Is $\aleph_1= \aleph_0+1$ wrong?

My understanding is that any cardinality is always an integer because it expresses how many elements are in a given set. And I read that $\aleph_1$ is the next smallest cardinality that's larger than $\aleph_0$, so it seems to me that $\aleph_1 = \aleph_0+1$. However I don't see this equation anywhere on the Internet so I guess I'm wrong. Where am I wrong?

• Only the finite cardinalities are (nonnegative) integers; the rest are, well, cardinals, which are different. $\aleph_0 + 1$ is just $\aleph_0$ again. – Qiaochu Yuan Jul 23 '18 at 7:18
• What is true is that $\aleph_1=\aleph_{0+1}$. – Lord Shark the Unknown Jul 23 '18 at 7:19
• $\aleph_{0+1}=\aleph_1\gt\aleph_0=\aleph_0+1.$ – bof Jul 23 '18 at 7:19
• @QiaochuYuan Is there a special symbol or something to express the value of $\aleph_1$ - $\aleph_0$? – stacko Jul 23 '18 at 7:21
• @stacko this is independent of $ZFC$(see en.wikipedia.org/wiki/Continuum_hypothesis) – Holo Jul 23 '18 at 7:34

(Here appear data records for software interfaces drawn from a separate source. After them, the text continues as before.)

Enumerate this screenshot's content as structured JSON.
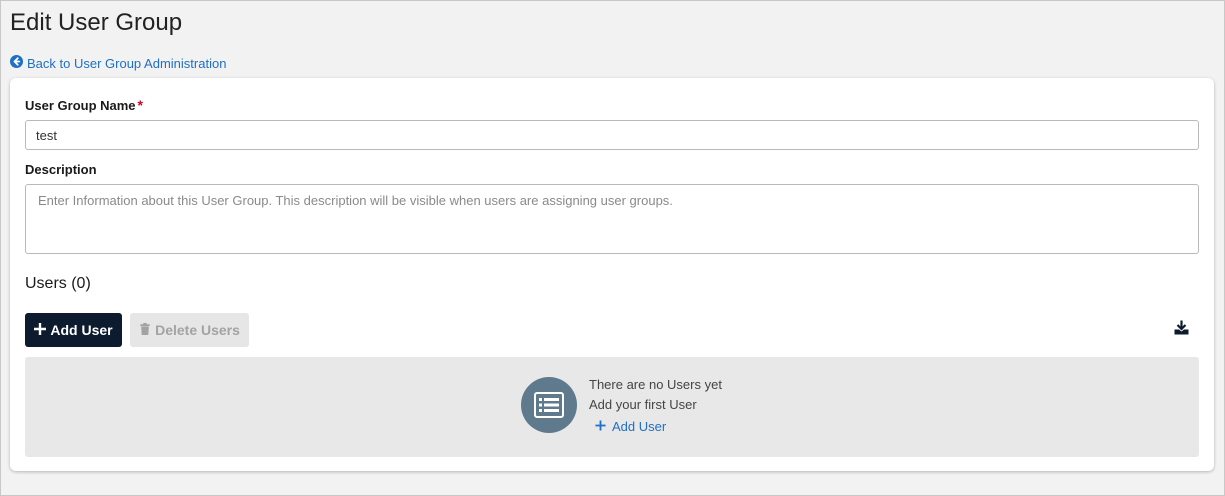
{
  "page": {
    "title": "Edit User Group",
    "back_link": "Back to User Group Administration"
  },
  "form": {
    "name_label": "User Group Name",
    "required_mark": "*",
    "name_value": "test",
    "description_label": "Description",
    "description_value": "",
    "description_placeholder": "Enter Information about this User Group. This description will be visible when users are assigning user groups."
  },
  "users": {
    "section_title": "Users (0)",
    "add_button": "Add User",
    "delete_button": "Delete Users",
    "empty_title": "There are no Users yet",
    "empty_subtitle": "Add your first User",
    "empty_add_link": "Add User"
  },
  "icons": {
    "back": "arrow-circle-left-icon",
    "add": "plus-icon",
    "delete": "trash-icon",
    "download": "download-icon",
    "empty": "list-icon"
  },
  "colors": {
    "link": "#1f6fc5",
    "primary_button": "#0d1b2e",
    "required": "#d0021b",
    "empty_icon_bg": "#5f7a8c"
  }
}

Assuming choice $\aleph_0$ is the smallest cardinal that is greater than all the finite cardinal, the first limit ordinal. To advance to $\aleph_1$ we need to find a set such that there is no injective from $A$ to $\Bbb N$, but $\aleph_0+1=|\Bbb N\cup\{0\}|=|\Bbb N|=\aleph_0$.
Even more: for $\kappa,\nu$ cardinals such that one of them is infinite we have $\kappa+\nu=\kappa\cdot\nu=\max\{\kappa,\nu\}$
• We only need countable choice for $\aleph_0$ to be the smallest infinite ordinal (and I think it's minimal regardless), but fair enough. We do need choice for $\max$ to be well-defined, though. – Arthur Jul 23 '18 at 7:36
• @Arthur indeed even without choice every infinite cardinal is either not comparable or greater equal to $\aleph_0$ – Holo Jul 23 '18 at 7:59